“The next session I attended was moderated by Sameer Padania and was called ‘Human Rights and Indigenous Media: Dilemmas, Challenges and Opportunities.’ Padania gave an introduction about where open video meets ethical concerns that are involved with human rights more broadly, and Indigenous rights specifically. He brought up the question of whether a culture of openness can be supported when it comes to concerns of consent, dignity, representation, and security for Indigenous communities. Human rights lawyer Leah Shaver, affiliated with the Information Society Project at Yale Law School, spoke about video is a powerful tool, and open video as an even more powerful tool, for promoting human rights. She used a powerful example of a dissatisfied public in Iran demanding justice. As ordinary citizens make powerful and affected videos of human rights violations, the ability to add subtitles to videos would have been a major stumbling block in the past. Recently, however the Huffington Post was able to pass on the subtitling request to their readers and 100,000 people received subtitling request instantly. This kind of networking is a powerful tool for advocacy. She closed with statements about how open video enables broader participation and inclusion, and creates a culture that everyone can access.
“Next, Program Director for WITNESS Sam Gregory gave a talk that was synched with a WITNESS compilation of videos and stills. He started by asking, how does open video culture relate to human rights?

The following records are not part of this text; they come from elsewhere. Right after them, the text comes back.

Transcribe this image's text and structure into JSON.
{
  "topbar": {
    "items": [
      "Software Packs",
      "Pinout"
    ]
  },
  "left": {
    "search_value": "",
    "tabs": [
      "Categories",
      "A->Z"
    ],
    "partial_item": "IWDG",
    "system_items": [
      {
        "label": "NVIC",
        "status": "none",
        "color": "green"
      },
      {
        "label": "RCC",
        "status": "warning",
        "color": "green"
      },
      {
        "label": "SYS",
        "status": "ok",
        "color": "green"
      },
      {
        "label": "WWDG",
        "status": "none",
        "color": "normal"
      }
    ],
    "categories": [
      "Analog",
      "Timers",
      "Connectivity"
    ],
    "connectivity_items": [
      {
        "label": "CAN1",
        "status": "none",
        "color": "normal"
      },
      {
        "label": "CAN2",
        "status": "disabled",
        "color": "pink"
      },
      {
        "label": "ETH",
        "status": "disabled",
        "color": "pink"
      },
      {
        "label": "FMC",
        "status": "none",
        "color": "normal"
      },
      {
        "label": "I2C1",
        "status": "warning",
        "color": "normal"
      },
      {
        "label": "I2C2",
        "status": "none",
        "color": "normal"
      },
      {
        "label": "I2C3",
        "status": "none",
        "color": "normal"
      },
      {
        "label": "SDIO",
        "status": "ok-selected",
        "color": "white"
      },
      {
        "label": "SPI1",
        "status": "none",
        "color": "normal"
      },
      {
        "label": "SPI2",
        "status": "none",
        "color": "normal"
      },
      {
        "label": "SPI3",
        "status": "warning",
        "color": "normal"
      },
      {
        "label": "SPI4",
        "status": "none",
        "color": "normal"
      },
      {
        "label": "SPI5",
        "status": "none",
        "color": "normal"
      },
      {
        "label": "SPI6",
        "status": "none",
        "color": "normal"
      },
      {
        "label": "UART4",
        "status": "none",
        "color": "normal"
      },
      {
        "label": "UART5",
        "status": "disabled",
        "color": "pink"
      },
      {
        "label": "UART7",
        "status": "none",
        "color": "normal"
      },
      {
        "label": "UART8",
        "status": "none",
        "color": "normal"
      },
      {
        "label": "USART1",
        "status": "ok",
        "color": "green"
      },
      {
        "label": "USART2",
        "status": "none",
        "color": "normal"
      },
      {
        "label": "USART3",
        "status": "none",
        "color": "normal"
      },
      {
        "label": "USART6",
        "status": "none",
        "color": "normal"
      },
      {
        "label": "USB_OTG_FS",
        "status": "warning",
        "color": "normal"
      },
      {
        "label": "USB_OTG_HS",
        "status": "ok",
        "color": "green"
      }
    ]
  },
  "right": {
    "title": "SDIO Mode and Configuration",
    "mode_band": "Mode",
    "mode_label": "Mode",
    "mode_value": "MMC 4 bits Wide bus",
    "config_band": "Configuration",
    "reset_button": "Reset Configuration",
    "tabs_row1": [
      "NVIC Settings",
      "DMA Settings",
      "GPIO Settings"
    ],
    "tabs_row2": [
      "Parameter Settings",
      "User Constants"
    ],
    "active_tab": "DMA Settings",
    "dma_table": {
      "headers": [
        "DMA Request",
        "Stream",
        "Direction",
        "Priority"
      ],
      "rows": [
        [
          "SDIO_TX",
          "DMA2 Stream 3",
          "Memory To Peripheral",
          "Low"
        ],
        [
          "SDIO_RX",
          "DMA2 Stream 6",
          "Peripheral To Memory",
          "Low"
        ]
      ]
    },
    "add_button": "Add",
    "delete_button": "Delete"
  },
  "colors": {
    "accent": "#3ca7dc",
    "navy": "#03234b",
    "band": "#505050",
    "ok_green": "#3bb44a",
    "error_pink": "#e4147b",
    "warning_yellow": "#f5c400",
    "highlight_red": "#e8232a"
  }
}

How can we share with open video community and broader community the ethical frameworks that are involved in bringing this kind of material into the realm of participation? The last speaker was NYU’s own Faye Ginsburg, who spoke about the movement of media technologies into indigenous communities, and the effectiveness of video for visibility; even the use of camera by Indigenous groups as protection. However, she also acknowledged the danger of open video when it comes to cultural protocols that vary per Indigenous community, i.e. when certain information that should not be shared freely with other non-initiated members of the community, or with outsiders. She gave an anecdote about how for Indigenous communities representation can have a very different and extremely serious meaning: last year, Second Life in collaboration with Telstra (the major telephone company in Australia) created a virtual Uluru (called ‘Ayer’s Rock’ in the west) complete with advertising billboards erected in front of this sacred place, parts of it unable to be seen by non-initiated members of the Indigenous community. She closed with the idea that human rights discourse breaks down at a point when dealing with ethical considerations such as these, and noted that the first way to deal with these concerns is to begin engaging in conversations with people about what is ethically acceptable and what is not.”
For more videos of the conference check out the OVC site.